At times, Barack Obama's speech last night felt like a State of the Union address—a lengthy recitation of issues, one after another, during which you could imagine pundits writing "Booooring!" in their notes, and then you'd find out the next day that the public loved it. But the limitations of the speech demonstrated the difficulty Obama has as an incumbent. The expectations are high any time he gives a major speech, but last night's was a reminder that a large part of what made Obama such an effective orator in 2008 was particular to the role of challenger, and something that simply can't be duplicated now.
To put last night in context, we have to go back to 2008. In the last election, Obama's speeches had not just a second-person perspective but an active second-person perspective, talking not only about who you are but what you are doing. This was absolutely critical to giving his campaign that feeling of history in the making, and history as something participatory. It tapped into a deep yearning among all Americans but particularly among liberals. Here's something I wrote about it at the time:
What's so compelling about Obama's best speeches is that they make you feel as though you are actually a part of history. Older generations didn't doubt that they were: they or their loved ones fought in wars, they suffered through the Depression, and they generally felt as though the momentous events of their time were things everyone experienced together. The last generation to feel this way -- the baby boomers -- may not all have gone to Vietnam, but those who grew their hair long or listened to a Hendrix album can look back and say they were participants in the country's transformative era. (This may explain why boomers are so relentlessly nostalgic: Their own coming of age, a time we are all likely to look back on as particularly meaningful, came at a tumultuous and weighty moment for the nation.)
But if you were born in the '60s, '70s, or '80s, history probably isn't something you participated in, it's something you watched on television. You watched America's all-volunteer military invade a succession of small countries (Grenada, Panama, Kuwait, Kosovo, Afghanistan, Iraq...) but never worried about you or your brother going to fight, unless it were by choice. The most significant event of the second half of the 20th century -- the breakup of the Soviet Empire -- happened on television, too. When a world-changing event took place on American soil, most of us watched it on the tube. And what did the people who were actually in lower Manhattan on September 11 say? Over and over, they told journalists, "It was like something out of a movie." They could only relate it to their experience as spectators.
Again and again, Obama tells people that they are more than just spectators.
Let's take a look at a brief portion of what may have been the best speech Obama gave that year, on the night of the Iowa caucus. In it, he referred to "you" doing things over 20 times:
Particularly if you happened to be in Iowa, but even elsewhere, Obama could plausibly say that "you" participated in that momentous event, and that you will participate in its ultimate fruition on election day in November. Even if you weren't out knocking on doors for the campaign, maybe you gave him twenty bucks, or put a bumper sticker on your car, or posted on Facebook that you were a supporter, or had a conversation with your uncle about why you liked Obama.
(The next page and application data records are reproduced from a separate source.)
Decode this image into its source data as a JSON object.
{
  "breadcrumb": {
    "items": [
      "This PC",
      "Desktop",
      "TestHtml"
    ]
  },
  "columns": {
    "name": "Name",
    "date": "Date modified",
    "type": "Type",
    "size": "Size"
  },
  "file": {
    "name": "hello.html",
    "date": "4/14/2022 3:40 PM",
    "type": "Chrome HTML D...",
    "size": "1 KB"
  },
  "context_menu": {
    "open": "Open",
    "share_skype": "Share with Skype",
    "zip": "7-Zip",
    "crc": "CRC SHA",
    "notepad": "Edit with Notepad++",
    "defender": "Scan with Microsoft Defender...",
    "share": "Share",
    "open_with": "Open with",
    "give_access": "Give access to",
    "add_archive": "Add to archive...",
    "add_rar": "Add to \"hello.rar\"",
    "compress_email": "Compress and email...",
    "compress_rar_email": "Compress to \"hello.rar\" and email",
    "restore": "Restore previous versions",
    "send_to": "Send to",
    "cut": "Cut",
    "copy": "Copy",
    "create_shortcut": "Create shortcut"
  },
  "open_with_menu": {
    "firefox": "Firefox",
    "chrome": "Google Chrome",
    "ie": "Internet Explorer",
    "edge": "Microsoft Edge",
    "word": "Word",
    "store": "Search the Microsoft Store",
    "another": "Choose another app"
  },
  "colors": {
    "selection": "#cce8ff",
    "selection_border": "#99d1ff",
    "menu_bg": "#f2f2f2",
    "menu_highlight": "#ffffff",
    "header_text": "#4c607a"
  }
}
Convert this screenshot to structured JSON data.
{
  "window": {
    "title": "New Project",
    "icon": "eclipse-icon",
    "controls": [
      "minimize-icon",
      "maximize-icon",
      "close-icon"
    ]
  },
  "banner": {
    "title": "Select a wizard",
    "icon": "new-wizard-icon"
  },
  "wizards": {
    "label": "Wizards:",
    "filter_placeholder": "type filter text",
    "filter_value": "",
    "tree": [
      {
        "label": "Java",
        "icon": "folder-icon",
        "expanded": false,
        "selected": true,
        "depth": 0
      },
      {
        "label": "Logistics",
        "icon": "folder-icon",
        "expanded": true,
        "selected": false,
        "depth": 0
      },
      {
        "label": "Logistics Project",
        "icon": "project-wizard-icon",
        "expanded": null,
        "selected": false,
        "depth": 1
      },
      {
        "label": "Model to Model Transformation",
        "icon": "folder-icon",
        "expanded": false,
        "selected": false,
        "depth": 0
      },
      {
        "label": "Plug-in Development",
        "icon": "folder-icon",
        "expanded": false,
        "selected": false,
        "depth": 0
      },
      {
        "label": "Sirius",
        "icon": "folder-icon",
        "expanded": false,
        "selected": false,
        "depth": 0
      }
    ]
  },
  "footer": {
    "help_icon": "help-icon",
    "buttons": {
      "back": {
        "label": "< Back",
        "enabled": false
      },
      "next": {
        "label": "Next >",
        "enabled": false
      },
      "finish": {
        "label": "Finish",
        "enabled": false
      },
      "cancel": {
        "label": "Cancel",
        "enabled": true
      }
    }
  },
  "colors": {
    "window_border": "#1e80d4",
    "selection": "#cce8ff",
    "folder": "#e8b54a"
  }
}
And at a minimum, you knew you were going to participate by voting. But now it's four years later, and what have you been doing?
The answer is, probably nothing. You've watched in various states of hope, worry, relief, disappointment and disgust as the grind of governing wore on. Even if you've been engaging in some form of political action, it's seldom as romantic as a campaign and the questions are as prosaic as "How can we get Ben Nelson to vote for cloture on this bill?", so it winds up feeling like a distant game in which you aren't much of a player. In other words, chances are you've reverted to being mostly a spectator.
Which brings us to last night, and how Obama tried to convince people that they're still participants. Let's look at this passage, where Obama once again focused on "you":
When Obama says "you did that," what is it that you did? You elected him four years ago, and the result was a lot of good. And that's true. But it's miles away from saying that you actually did the things are so meaningful—passing health care reform, changing deportation policy, ending the war in Iraq. What it means is that you elected him, and he did those things while you watched. He can say "you did that," but for most people it won't really feel true.
This isn't a condemnation. There were parts of the speech that I thought were great. In particular, the section about citizenship was terrific—it's something that's seldom talked about, and it makes a necessary contrast with the Republican perspective that seems to say that nobody has any obligations to anyone else or to the country. But when you're a challenger, the election itself—the thing people can most actively participate in—feels like the whole point, the vehicle of our national deliverance. When you're an incumbent, on the other hand, you can't escape the understanding that the election just gives the opportunity for more hard, unpleasant work to begin, and it's that work that comes after election day that really matters. Which means you know that for the really important stuff, you'll become largely a spectator once again.